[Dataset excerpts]
[Start of section]
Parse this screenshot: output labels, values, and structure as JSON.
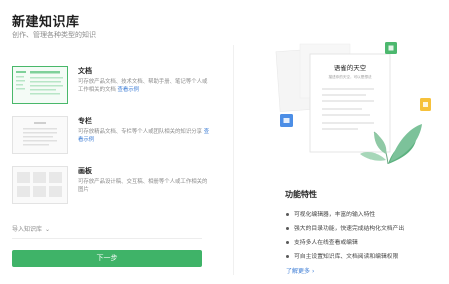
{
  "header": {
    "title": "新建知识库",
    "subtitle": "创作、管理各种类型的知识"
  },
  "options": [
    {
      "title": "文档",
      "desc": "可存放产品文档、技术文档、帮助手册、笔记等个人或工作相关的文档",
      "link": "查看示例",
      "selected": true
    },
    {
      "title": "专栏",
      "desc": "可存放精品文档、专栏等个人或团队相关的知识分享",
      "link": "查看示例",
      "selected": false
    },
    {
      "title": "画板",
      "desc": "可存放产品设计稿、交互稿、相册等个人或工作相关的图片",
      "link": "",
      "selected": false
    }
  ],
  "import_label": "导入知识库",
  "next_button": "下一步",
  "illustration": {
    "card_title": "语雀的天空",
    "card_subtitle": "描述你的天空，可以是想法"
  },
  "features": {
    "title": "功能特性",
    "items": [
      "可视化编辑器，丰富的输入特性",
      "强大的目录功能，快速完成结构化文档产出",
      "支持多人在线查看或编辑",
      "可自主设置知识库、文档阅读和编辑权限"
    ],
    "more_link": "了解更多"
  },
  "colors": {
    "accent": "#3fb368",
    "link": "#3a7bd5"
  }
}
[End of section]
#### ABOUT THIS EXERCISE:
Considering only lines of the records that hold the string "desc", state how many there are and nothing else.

#### REPLY:
3